“Money creation and society” to be ‘addressed head on’ in the House
Ben Dyson’s colleague, Fran Boait, Executive Director of Positive Money, challenges the assertion of Simon Ward (Letters, November 13) that Adair Turner’s proposal to fund government spending with newly created money “would involve the creation of more Bank of England reserves, which represent a liability of the state and bear interest”.
She explains that the ‘new liability’ would not have to bear interest, since it could be issued as zero-coupon irredeemable bonds. Unlike government debt, these bonds would not create any financial obligations on the part of the government. For further reading she recommends: Sovereign money: Paving the way for a sustainable recovery, Andrew Jackson, 2013.
The traditional financial establishment reaction is still being made by Daniel J Aronoff (Letters, November 13) who cited the danger of a resurgence in the money multiplier. Fran reminds readers that the Bank of England March 2014 Quarterly Bulletin debunked the money multiplier model as a way of understanding the determination of the money supply.
She points out that Mr Aronoff’s argument that debt monetisation risks hyperinflation was examined and found wanting by the Cato Institute study of all 56 recorded cases of hyperinflation (Hanke & Krus, 2009). This found that hyperinflation only occurs under extreme conditions such as war or a complete collapse in the productive capacity of a country (as in Zimbabwe). Boait adds: “They are not a result of politicians turning on the printing presses just before an election”.

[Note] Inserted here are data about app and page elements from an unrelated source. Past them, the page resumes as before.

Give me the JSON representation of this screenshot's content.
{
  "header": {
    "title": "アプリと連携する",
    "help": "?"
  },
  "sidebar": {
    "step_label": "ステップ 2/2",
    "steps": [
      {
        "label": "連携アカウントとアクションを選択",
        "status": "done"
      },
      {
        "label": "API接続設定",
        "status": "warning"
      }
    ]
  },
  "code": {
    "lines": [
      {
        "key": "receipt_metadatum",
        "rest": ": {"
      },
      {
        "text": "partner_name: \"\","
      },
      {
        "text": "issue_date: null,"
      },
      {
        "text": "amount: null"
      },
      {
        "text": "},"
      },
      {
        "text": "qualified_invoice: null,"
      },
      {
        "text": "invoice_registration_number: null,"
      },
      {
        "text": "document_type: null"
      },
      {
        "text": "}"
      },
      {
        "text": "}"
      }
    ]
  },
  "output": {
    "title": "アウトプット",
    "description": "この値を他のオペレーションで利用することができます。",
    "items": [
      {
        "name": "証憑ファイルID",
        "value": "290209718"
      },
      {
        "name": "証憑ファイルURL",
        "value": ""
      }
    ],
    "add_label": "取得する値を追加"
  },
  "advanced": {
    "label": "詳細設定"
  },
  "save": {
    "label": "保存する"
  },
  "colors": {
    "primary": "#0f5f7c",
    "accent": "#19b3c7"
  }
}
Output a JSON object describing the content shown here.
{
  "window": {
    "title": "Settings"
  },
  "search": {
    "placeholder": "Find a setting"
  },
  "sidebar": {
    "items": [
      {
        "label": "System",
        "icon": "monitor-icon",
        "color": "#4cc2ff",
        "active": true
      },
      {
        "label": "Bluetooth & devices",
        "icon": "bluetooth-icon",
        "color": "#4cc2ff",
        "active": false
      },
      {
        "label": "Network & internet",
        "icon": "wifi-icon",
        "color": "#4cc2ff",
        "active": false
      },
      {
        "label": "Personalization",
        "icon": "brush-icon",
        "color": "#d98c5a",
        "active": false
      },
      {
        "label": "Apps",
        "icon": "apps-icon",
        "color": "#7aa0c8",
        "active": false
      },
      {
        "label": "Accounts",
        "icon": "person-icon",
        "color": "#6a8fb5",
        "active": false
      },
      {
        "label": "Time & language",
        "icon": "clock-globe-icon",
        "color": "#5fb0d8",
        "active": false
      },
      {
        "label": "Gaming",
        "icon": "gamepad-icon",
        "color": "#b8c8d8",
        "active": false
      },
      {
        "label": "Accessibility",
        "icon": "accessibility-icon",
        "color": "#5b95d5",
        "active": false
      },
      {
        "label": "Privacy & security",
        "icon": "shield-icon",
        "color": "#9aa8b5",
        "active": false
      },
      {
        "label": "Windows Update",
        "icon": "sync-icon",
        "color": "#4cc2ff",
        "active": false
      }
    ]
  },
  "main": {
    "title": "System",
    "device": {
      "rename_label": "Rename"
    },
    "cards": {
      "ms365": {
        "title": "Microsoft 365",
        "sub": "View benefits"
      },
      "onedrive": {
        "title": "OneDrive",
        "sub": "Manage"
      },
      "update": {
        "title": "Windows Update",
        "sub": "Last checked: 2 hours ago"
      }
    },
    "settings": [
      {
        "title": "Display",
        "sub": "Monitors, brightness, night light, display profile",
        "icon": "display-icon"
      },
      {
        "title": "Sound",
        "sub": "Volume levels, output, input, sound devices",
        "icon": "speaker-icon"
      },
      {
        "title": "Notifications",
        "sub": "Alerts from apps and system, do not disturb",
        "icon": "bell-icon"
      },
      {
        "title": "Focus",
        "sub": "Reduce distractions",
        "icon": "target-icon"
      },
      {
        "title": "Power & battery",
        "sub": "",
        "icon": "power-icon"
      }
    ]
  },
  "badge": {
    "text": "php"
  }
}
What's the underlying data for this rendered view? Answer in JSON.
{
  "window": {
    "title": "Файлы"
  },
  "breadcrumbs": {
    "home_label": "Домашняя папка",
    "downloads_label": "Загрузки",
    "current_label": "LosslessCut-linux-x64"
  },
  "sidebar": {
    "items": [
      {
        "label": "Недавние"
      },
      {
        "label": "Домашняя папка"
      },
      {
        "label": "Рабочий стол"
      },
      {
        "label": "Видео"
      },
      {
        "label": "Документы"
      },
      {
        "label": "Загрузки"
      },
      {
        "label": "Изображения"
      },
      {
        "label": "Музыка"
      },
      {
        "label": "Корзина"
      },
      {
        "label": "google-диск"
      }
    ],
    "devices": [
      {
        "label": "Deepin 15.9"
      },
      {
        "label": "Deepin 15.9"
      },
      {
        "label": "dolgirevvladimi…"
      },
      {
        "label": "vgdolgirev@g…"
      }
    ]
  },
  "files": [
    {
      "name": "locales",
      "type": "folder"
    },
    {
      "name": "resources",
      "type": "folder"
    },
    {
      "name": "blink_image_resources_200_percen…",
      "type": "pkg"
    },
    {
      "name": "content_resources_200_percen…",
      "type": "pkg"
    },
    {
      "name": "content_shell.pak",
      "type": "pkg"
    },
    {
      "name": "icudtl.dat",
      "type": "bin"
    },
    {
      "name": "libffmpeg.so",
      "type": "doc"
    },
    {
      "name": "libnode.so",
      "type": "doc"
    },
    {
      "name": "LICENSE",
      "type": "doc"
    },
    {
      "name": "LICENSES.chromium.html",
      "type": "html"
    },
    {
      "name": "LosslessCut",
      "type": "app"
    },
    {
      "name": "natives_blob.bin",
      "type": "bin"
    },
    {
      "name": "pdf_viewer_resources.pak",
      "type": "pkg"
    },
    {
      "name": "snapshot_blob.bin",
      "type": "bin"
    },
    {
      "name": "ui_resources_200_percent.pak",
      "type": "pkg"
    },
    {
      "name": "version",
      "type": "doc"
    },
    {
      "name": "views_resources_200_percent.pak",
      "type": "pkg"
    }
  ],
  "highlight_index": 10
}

Like many, she has commended Adair Turner’s proposal, which would produce economic growth without getting the household sector even further into debt. She also highlights the backbench Commons debate into the topic of “money creation and society” on Thursday – saying that this is the first time that these issues have been addressed head on in the House in 170 years.